Interface dataset entries.
----
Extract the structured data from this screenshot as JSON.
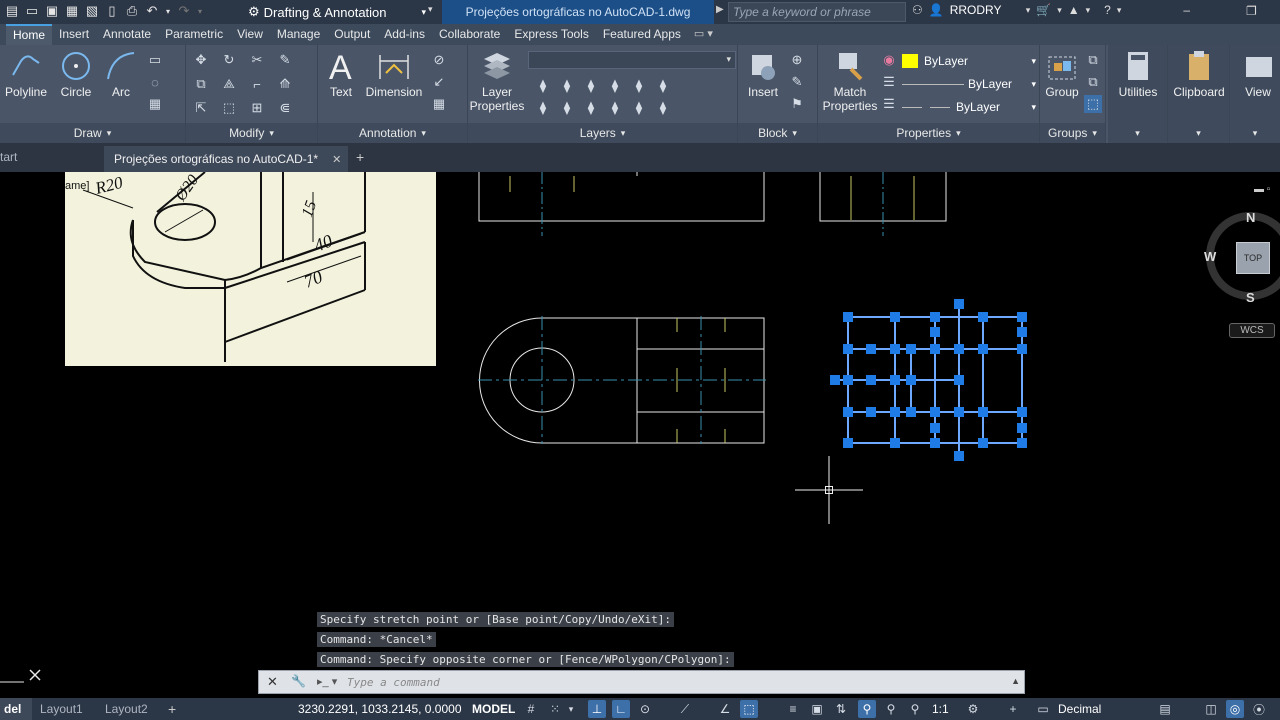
{
  "titlebar": {
    "workspace": "Drafting & Annotation",
    "document_title": "Projeções ortográficas no AutoCAD-1.dwg",
    "search_placeholder": "Type a keyword or phrase",
    "user": "RRODRY"
  },
  "ribbon": {
    "tabs": [
      "Home",
      "Insert",
      "Annotate",
      "Parametric",
      "View",
      "Manage",
      "Output",
      "Add-ins",
      "Collaborate",
      "Express Tools",
      "Featured Apps"
    ],
    "active_tab": "Home",
    "draw": {
      "title": "Draw",
      "polyline": "Polyline",
      "circle": "Circle",
      "arc": "Arc"
    },
    "modify": {
      "title": "Modify"
    },
    "annotation": {
      "title": "Annotation",
      "text": "Text",
      "dimension": "Dimension"
    },
    "layers": {
      "title": "Layers",
      "layer_properties": "Layer\nProperties"
    },
    "block": {
      "title": "Block",
      "insert": "Insert"
    },
    "properties": {
      "title": "Properties",
      "match_properties": "Match\nProperties",
      "color": "ByLayer",
      "linetype": "ByLayer",
      "lineweight": "ByLayer",
      "color_swatch": "#ffff00"
    },
    "groups": {
      "title": "Groups",
      "group": "Group"
    },
    "utilities": "Utilities",
    "clipboard": "Clipboard",
    "view": "View"
  },
  "doc_tabs": {
    "start": "tart",
    "file": "Projeções ortográficas no AutoCAD-1*"
  },
  "reference_image": {
    "labels": [
      "ame]",
      "R20",
      "Ø20",
      "15",
      "40",
      "70"
    ]
  },
  "viewcube": {
    "north": "N",
    "west": "W",
    "south": "S",
    "top": "TOP",
    "wcs": "WCS"
  },
  "command": {
    "history": [
      "Specify stretch point or [Base point/Copy/Undo/eXit]:",
      "Command: *Cancel*",
      "Command: Specify opposite corner or [Fence/WPolygon/CPolygon]:"
    ],
    "placeholder": "Type a command"
  },
  "statusbar": {
    "layout_tabs": [
      "del",
      "Layout1",
      "Layout2"
    ],
    "coordinates": "3230.2291, 1033.2145, 0.0000",
    "space": "MODEL",
    "scale": "1:1",
    "units": "Decimal"
  }
}
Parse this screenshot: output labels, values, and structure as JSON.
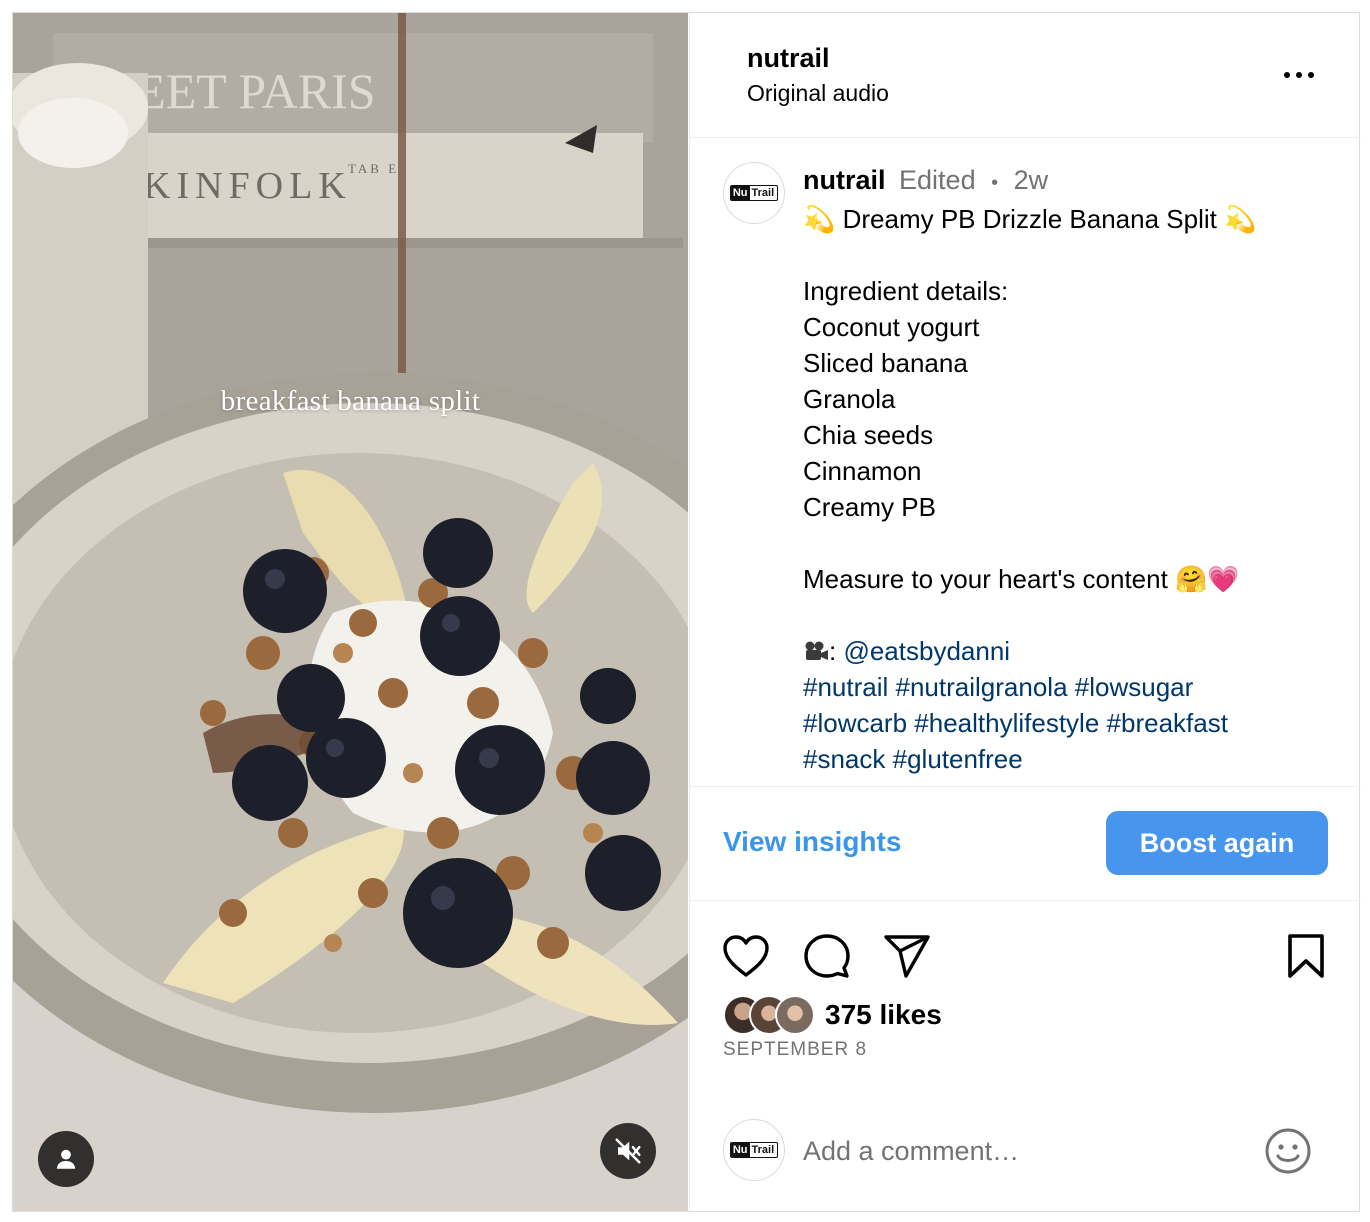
{
  "media": {
    "overlay_text": "breakfast banana split",
    "book_text_1": "WEET PARIS",
    "book_text_2": "KINFOLK",
    "book_text_3": "TAB E"
  },
  "header": {
    "username": "nutrail",
    "audio": "Original audio"
  },
  "caption": {
    "username": "nutrail",
    "edited": "Edited",
    "dot": "•",
    "time": "2w",
    "lines": [
      "💫 Dreamy PB Drizzle Banana Split 💫",
      "",
      "Ingredient details:",
      "Coconut yogurt",
      "Sliced banana",
      "Granola",
      "Chia seeds",
      "Cinnamon",
      "Creamy PB",
      "",
      "Measure to your heart's content 🤗💗",
      ""
    ],
    "credit_prefix": ": ",
    "mention": "@eatsbydanni",
    "hashtags": [
      [
        "#nutrail",
        "#nutrailgranola",
        "#lowsugar"
      ],
      [
        "#lowcarb",
        "#healthylifestyle",
        "#breakfast"
      ],
      [
        "#snack",
        "#glutenfree"
      ]
    ]
  },
  "logo": {
    "part1": "Nu",
    "part2": "Trail"
  },
  "actions": {
    "view_insights": "View insights",
    "boost_again": "Boost again"
  },
  "engagement": {
    "likes": "375 likes",
    "date": "SEPTEMBER 8"
  },
  "comment": {
    "placeholder": "Add a comment…"
  },
  "icons": {
    "more": "more-options-icon",
    "like": "heart-icon",
    "comment": "comment-bubble-icon",
    "share": "paper-plane-icon",
    "save": "bookmark-icon",
    "user": "user-tag-icon",
    "mute": "muted-speaker-icon",
    "emoji": "smiley-icon"
  },
  "colors": {
    "link": "#00376b",
    "insights": "#3b95e8",
    "boost": "#4795ec",
    "muted_text": "#737373"
  }
}
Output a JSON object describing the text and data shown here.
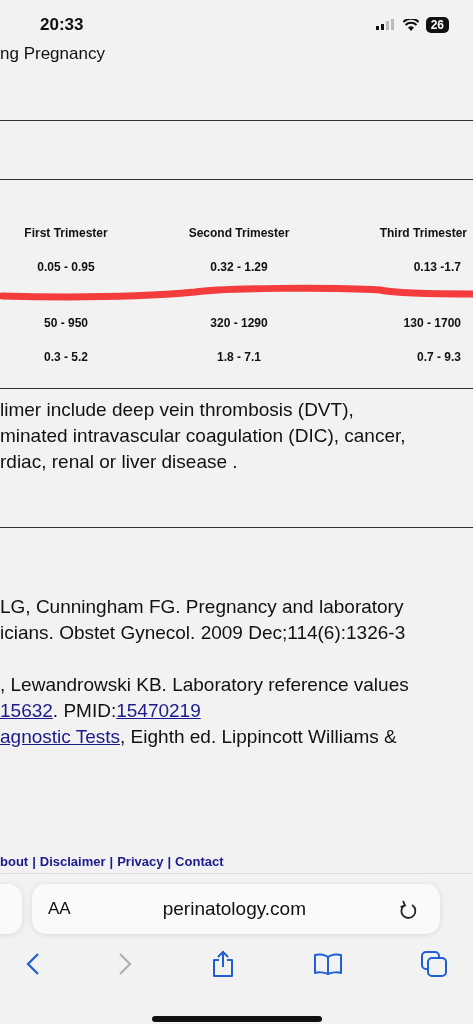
{
  "status_bar": {
    "time": "20:33",
    "battery": "26"
  },
  "page": {
    "heading_fragment": "ng Pregnancy",
    "table": {
      "columns": [
        "First Trimester",
        "Second Trimester",
        "Third Trimester"
      ],
      "rows": [
        [
          "0.05 - 0.95",
          "0.32 - 1.29",
          "0.13 -1.7"
        ],
        [
          "50 - 950",
          "320 - 1290",
          "130 - 1700"
        ],
        [
          "0.3 - 5.2",
          "1.8 - 7.1",
          "0.7 - 9.3"
        ]
      ]
    },
    "paragraph_lines": [
      "limer include deep vein thrombosis (DVT),",
      "minated intravascular coagulation (DIC), cancer,",
      "rdiac, renal or liver disease ."
    ],
    "references": [
      {
        "lines": [
          [
            {
              "text": "LG, Cunningham FG. Pregnancy and laboratory",
              "link": false
            }
          ],
          [
            {
              "text": "icians. Obstet Gynecol. 2009 Dec;114(6):1326-3",
              "link": false
            }
          ]
        ]
      },
      {
        "lines": [
          [
            {
              "text": ", Lewandrowski KB. Laboratory reference values",
              "link": false
            }
          ],
          [
            {
              "text": "15632",
              "link": true
            },
            {
              "text": ". PMID:",
              "link": false
            },
            {
              "text": "15470219",
              "link": true
            }
          ],
          [
            {
              "text": "agnostic Tests",
              "link": true
            },
            {
              "text": ", Eighth ed. Lippincott Williams &",
              "link": false
            }
          ]
        ]
      }
    ],
    "footer": {
      "links": [
        "bout",
        "Disclaimer",
        "Privacy",
        "Contact"
      ],
      "separator": "|"
    }
  },
  "browser": {
    "text_size_button": "AA",
    "url": "perinatology.com",
    "toolbar": [
      {
        "kind": "back",
        "disabled": false
      },
      {
        "kind": "forward",
        "disabled": true
      },
      {
        "kind": "share",
        "disabled": false
      },
      {
        "kind": "bookmarks",
        "disabled": false
      },
      {
        "kind": "tabs",
        "disabled": false
      }
    ]
  }
}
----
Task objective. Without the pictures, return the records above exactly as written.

Task answer.
Extract the structured data from this screenshot as JSON.
{
  "titlebar": {
    "workspace": "Drafting & Annotation",
    "document_title": "Projeções ortográficas no AutoCAD-1.dwg",
    "search_placeholder": "Type a keyword or phrase",
    "user": "RRODRY"
  },
  "ribbon": {
    "tabs": [
      "Home",
      "Insert",
      "Annotate",
      "Parametric",
      "View",
      "Manage",
      "Output",
      "Add-ins",
      "Collaborate",
      "Express Tools",
      "Featured Apps"
    ],
    "active_tab": "Home",
    "draw": {
      "title": "Draw",
      "polyline": "Polyline",
      "circle": "Circle",
      "arc": "Arc"
    },
    "modify": {
      "title": "Modify"
    },
    "annotation": {
      "title": "Annotation",
      "text": "Text",
      "dimension": "Dimension"
    },
    "layers": {
      "title": "Layers",
      "layer_properties": "Layer\nProperties"
    },
    "block": {
      "title": "Block",
      "insert": "Insert"
    },
    "properties": {
      "title": "Properties",
      "match_properties": "Match\nProperties",
      "color": "ByLayer",
      "linetype": "ByLayer",
      "lineweight": "ByLayer",
      "color_swatch": "#ffff00"
    },
    "groups": {
      "title": "Groups",
      "group": "Group"
    },
    "utilities": "Utilities",
    "clipboard": "Clipboard",
    "view": "View"
  },
  "doc_tabs": {
    "start": "tart",
    "file": "Projeções ortográficas no AutoCAD-1*"
  },
  "reference_image": {
    "labels": [
      "ame]",
      "R20",
      "Ø20",
      "15",
      "40",
      "70"
    ]
  },
  "viewcube": {
    "north": "N",
    "west": "W",
    "south": "S",
    "top": "TOP",
    "wcs": "WCS"
  },
  "command": {
    "history": [
      "Specify stretch point or [Base point/Copy/Undo/eXit]:",
      "Command: *Cancel*",
      "Command: Specify opposite corner or [Fence/WPolygon/CPolygon]:"
    ],
    "placeholder": "Type a command"
  },
  "statusbar": {
    "layout_tabs": [
      "del",
      "Layout1",
      "Layout2"
    ],
    "coordinates": "3230.2291, 1033.2145, 0.0000",
    "space": "MODEL",
    "scale": "1:1",
    "units": "Decimal"
  }
}
Parse this screenshot: output labels, values, and structure as JSON.
{
  "media": {
    "overlay_text": "breakfast banana split",
    "book_text_1": "WEET PARIS",
    "book_text_2": "KINFOLK",
    "book_text_3": "TAB E"
  },
  "header": {
    "username": "nutrail",
    "audio": "Original audio"
  },
  "caption": {
    "username": "nutrail",
    "edited": "Edited",
    "dot": "•",
    "time": "2w",
    "lines": [
      "💫 Dreamy PB Drizzle Banana Split 💫",
      "",
      "Ingredient details:",
      "Coconut yogurt",
      "Sliced banana",
      "Granola",
      "Chia seeds",
      "Cinnamon",
      "Creamy PB",
      "",
      "Measure to your heart's content 🤗💗",
      ""
    ],
    "credit_prefix": ": ",
    "mention": "@eatsbydanni",
    "hashtags": [
      [
        "#nutrail",
        "#nutrailgranola",
        "#lowsugar"
      ],
      [
        "#lowcarb",
        "#healthylifestyle",
        "#breakfast"
      ],
      [
        "#snack",
        "#glutenfree"
      ]
    ]
  },
  "logo": {
    "part1": "Nu",
    "part2": "Trail"
  },
  "actions": {
    "view_insights": "View insights",
    "boost_again": "Boost again"
  },
  "engagement": {
    "likes": "375 likes",
    "date": "SEPTEMBER 8"
  },
  "comment": {
    "placeholder": "Add a comment…"
  },
  "icons": {
    "more": "more-options-icon",
    "like": "heart-icon",
    "comment": "comment-bubble-icon",
    "share": "paper-plane-icon",
    "save": "bookmark-icon",
    "user": "user-tag-icon",
    "mute": "muted-speaker-icon",
    "emoji": "smiley-icon"
  },
  "colors": {
    "link": "#00376b",
    "insights": "#3b95e8",
    "boost": "#4795ec",
    "muted_text": "#737373"
  }
}
Output a JSON object describing the text and data shown here.
{
  "status_bar": {
    "time": "20:33",
    "battery": "26"
  },
  "page": {
    "heading_fragment": "ng Pregnancy",
    "table": {
      "columns": [
        "First Trimester",
        "Second Trimester",
        "Third Trimester"
      ],
      "rows": [
        [
          "0.05 - 0.95",
          "0.32 - 1.29",
          "0.13 -1.7"
        ],
        [
          "50 - 950",
          "320 - 1290",
          "130 - 1700"
        ],
        [
          "0.3 - 5.2",
          "1.8 - 7.1",
          "0.7 - 9.3"
        ]
      ]
    },
    "paragraph_lines": [
      "limer include deep vein thrombosis (DVT),",
      "minated intravascular coagulation (DIC), cancer,",
      "rdiac, renal or liver disease ."
    ],
    "references": [
      {
        "lines": [
          [
            {
              "text": "LG, Cunningham FG. Pregnancy and laboratory",
              "link": false
            }
          ],
          [
            {
              "text": "icians. Obstet Gynecol. 2009 Dec;114(6):1326-3",
              "link": false
            }
          ]
        ]
      },
      {
        "lines": [
          [
            {
              "text": ", Lewandrowski KB. Laboratory reference values",
              "link": false
            }
          ],
          [
            {
              "text": "15632",
              "link": true
            },
            {
              "text": ". PMID:",
              "link": false
            },
            {
              "text": "15470219",
              "link": true
            }
          ],
          [
            {
              "text": "agnostic Tests",
              "link": true
            },
            {
              "text": ", Eighth ed. Lippincott Williams &",
              "link": false
            }
          ]
        ]
      }
    ],
    "footer": {
      "links": [
        "bout",
        "Disclaimer",
        "Privacy",
        "Contact"
      ],
      "separator": "|"
    }
  },
  "browser": {
    "text_size_button": "AA",
    "url": "perinatology.com",
    "toolbar": [
      {
        "kind": "back",
        "disabled": false
      },
      {
        "kind": "forward",
        "disabled": true
      },
      {
        "kind": "share",
        "disabled": false
      },
      {
        "kind": "bookmarks",
        "disabled": false
      },
      {
        "kind": "tabs",
        "disabled": false
      }
    ]
  }
}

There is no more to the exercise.